Publication Type: Peer reviewed journal
Publication Acceptance Date: 7/26/2006
Publication Date: 1/5/2007
Citation: Knight, A.L., Fisher, J. 2007. Increased catch of male codling moth (lepidoptera: tortricidae)in orange plastic delta-shaped traps. Environmental Entomology. 35:1597-1602. Interpretive Summary: Currently codling moth, a major pest of apple, pear, and walnuts, is monitored with traps baited with sex pheromones. Moth catches are used to decide if and when insecticide sprays should be applied. Until recently, these traps were white or cream color. More recently hand-painted green or orange traps were shown to catch more codling moth while catching fewer non-target insects, such as honeybees. Researchers at the USDA-ARS Yakima Agricultural Research Labortory and with Suterra Inc., conducted experiments to evaluate an orange colored trap. A commercial orange plastic trap was also more effective than white plastic traps in a series of field trials. Laboratory studies conducted in a flight tunnel showed that orange traps are more effective than white traps due to a higher proportion of moths contacting the trap and a higher proportion of moths flying directly inside versus landing on the outside of traps. This result will assist apple growers in detecting codling moth populations with pheramone traps.

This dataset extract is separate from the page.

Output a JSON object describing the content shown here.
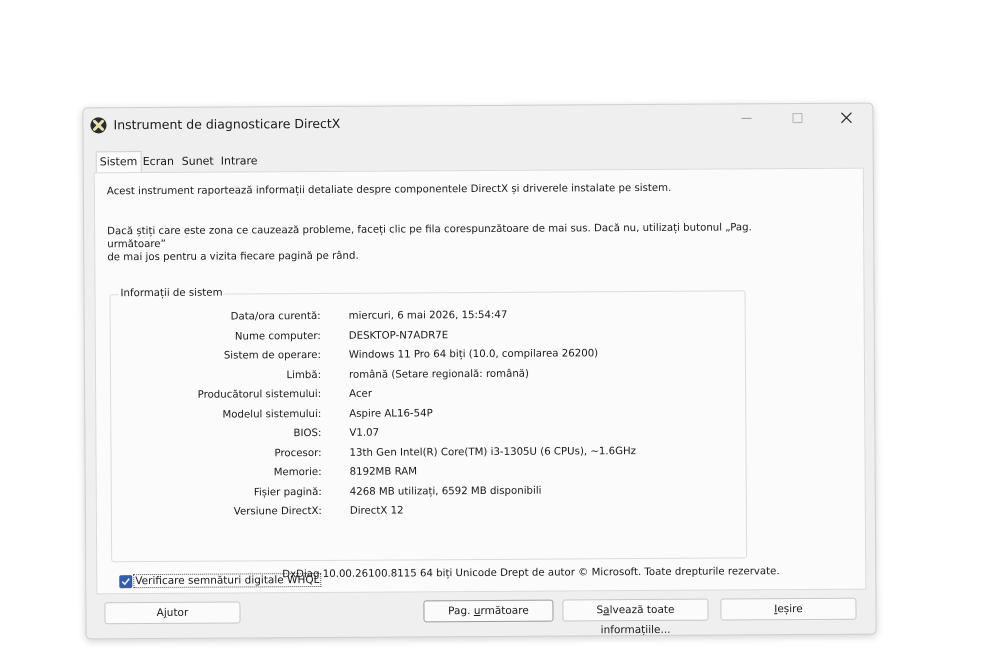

Technical Abstract: Studies were conducted in apple, Malus domestica (Borkhausen), to evaluate the attractiveness of an orange plastic versus the standard white plastic delta-shaped sticky trap in capturing adult codling moth, Cydia pomonella L. Initial field tests showed that both orange and green-painted traps caught more codling moths than the unpainted white trap. An orange plastic trap caught a similar number of moths as the orange painted trap. The orange plastic trap caught significantly more moths than either a solid white plastic trap or a white plastic trap with an orange logo covering 25% of the surface of the trap. Orange traps caught a significantly higher proportion of male moths than white traps in flight tunnel tests conducted at two light levels. Catches of female codling moth in traps baited with pear ester did not differ between white and orange traps in field or flight tunnel tests. We hypothesize that this effect of trap color on the capture of male codling moth is due to both the lower overall reflectance and the absence of reflectance at wavelengths < 560 nm in orange versus white traps.